“Estonia has shown that it is possible to make significant progress in guaranteeing security and privacy without sacrificing fundamental freedoms online.”

The full benefits of the internet have yet to be realised in every part of the world. Truthfully, the unpredictable and powerful process of digitisation is nowhere near completion; only an estimated 40% of the world currently has access to the internet. However, its full potential as a driver of economic, social and political advancement can only be unleashed on a globally comprehensive scale if it remains open and accessible. This does not mean that the timely and sensitive questions of security and privacy that inevitably arise in this context can or will be ignored. In fact, Estonia has shown that it is possible to make significant progress in guaranteeing security and privacy without sacrificing fundamental freedoms online. And on 28-29 April, Estonia, the rest of the FOC members, various like-minded countries and a number of undecided nations around the world will come together with executives, luminaries and activists to exhaustively discuss and debate the intricacies of the questions of internet freedom and internet governance in Tallinn. It remains to be seen whether the vision of a “Free and Secure Internet for All” will become a reality within the next few years. Estonia, for its part, has demonstrated its potential on the national level and will likely continue to pursue the goal of sharing its experiences and spreading the potential of the internet to countries all over the world.

I

Cover photo: Internet exchange sign in Varbola, Estonia/courtesy of VisitEstonia.

Map: Internet freedom around the world in 2013, by Freedom House. Click to enlarge.

BHC Laboratory has become the first Estonian company to win a European Defence Agency’s bid

BHC Laboratory, an Estonian company, has won a European Defence Agency’s (EDA) bid to organise a strategic cyber security exercise.

BHC Laboratory, a company specialised in cyber security products and solutions, is the first Estonian company to win an EDA bid.

The exercise will take place at the Portuguese National Defence Institute from 12-14 May 2014. It shall be a pilot exercise, where the European Defence Agency shall assess and shape the strategic decision-making process during a large-scale cyber conflict.

BHC Laboratory will prepare both the scenario of the exercise and also oversee the conduct of the exercise. Also, the company will organise a pre-exercise theoretical course for the participants of the exercise.

Ingvar Pärnamäe, Undersecretary for Defence Investments at the Estonian Ministry of Defence, welcomed the fact that a methodology that is created and proven in Estonia can now be put in use at the European level. “This demonstrates that not only the expertise of Estonian government agencies on cyber defence issues is in the forefront in Europe, but also the Estonian private sector has considerable products and solutions for the European market,” Pärnamäe said.

According to the 2013 Estonian Defence Industry Policy, the Estonian Ministry of Defence supports the creation and development of a defence industry that would be competitive on the international markets, export-oriented and would be a reliable partner for the Estonian state during peace-, crisis- and war-time.
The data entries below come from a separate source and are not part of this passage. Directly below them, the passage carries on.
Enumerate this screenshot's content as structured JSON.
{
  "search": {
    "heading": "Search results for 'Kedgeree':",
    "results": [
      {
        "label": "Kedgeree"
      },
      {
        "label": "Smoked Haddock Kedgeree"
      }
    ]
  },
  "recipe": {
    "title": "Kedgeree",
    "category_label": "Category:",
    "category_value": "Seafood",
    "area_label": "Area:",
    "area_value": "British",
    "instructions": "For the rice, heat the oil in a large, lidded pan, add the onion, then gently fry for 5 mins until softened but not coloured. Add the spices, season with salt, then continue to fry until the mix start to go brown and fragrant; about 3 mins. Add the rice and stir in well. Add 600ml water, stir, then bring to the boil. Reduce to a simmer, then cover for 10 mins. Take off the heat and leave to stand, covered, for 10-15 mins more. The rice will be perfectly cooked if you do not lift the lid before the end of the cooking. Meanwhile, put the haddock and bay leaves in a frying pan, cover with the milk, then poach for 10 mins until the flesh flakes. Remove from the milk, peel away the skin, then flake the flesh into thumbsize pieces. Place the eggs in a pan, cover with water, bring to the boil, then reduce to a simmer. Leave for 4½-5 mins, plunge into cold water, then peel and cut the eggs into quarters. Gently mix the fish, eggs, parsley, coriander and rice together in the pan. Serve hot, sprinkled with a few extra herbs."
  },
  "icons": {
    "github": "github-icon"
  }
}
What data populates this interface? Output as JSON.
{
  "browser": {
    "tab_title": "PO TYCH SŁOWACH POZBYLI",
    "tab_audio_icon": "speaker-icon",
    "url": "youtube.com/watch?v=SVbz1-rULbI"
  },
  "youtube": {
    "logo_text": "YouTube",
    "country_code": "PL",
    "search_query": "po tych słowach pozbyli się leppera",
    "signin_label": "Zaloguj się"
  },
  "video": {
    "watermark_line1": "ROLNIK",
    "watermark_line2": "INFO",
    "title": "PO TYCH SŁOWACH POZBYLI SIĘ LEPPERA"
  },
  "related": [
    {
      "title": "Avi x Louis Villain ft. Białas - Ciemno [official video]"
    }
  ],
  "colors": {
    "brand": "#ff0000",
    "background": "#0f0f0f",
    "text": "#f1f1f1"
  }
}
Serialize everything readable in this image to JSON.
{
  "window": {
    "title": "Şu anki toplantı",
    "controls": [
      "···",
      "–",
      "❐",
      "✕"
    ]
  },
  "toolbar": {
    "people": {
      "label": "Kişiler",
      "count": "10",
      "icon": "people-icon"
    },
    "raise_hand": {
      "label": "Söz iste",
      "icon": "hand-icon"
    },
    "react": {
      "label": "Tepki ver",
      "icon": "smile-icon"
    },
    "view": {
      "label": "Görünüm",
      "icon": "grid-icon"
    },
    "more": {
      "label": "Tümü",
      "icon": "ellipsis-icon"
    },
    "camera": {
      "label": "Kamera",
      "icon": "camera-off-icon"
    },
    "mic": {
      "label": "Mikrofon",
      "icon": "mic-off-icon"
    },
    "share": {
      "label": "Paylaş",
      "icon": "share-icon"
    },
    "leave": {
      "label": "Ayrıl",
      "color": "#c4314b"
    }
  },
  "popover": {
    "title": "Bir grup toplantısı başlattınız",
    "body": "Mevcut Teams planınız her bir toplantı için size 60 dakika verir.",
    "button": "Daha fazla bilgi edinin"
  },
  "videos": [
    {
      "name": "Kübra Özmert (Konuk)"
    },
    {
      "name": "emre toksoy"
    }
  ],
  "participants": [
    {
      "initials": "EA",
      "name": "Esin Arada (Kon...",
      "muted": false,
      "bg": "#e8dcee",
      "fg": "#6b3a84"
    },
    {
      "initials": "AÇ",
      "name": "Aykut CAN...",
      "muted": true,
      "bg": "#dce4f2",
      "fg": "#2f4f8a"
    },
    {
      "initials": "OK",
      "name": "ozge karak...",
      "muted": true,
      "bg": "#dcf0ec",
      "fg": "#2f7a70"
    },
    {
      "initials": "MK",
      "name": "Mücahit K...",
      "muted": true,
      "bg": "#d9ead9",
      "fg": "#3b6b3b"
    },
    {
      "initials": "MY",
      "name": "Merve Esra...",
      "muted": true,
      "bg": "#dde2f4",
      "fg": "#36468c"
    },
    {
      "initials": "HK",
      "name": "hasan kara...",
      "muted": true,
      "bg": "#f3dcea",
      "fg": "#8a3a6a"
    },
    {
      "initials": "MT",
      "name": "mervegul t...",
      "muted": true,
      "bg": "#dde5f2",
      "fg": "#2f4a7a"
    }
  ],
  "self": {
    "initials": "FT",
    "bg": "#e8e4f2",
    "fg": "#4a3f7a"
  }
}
BHC Laboratory, bringing together cyberspace and security experts, was founded in 2012.

I

Source: Estonian Ministry of Defence.

Scroll to Top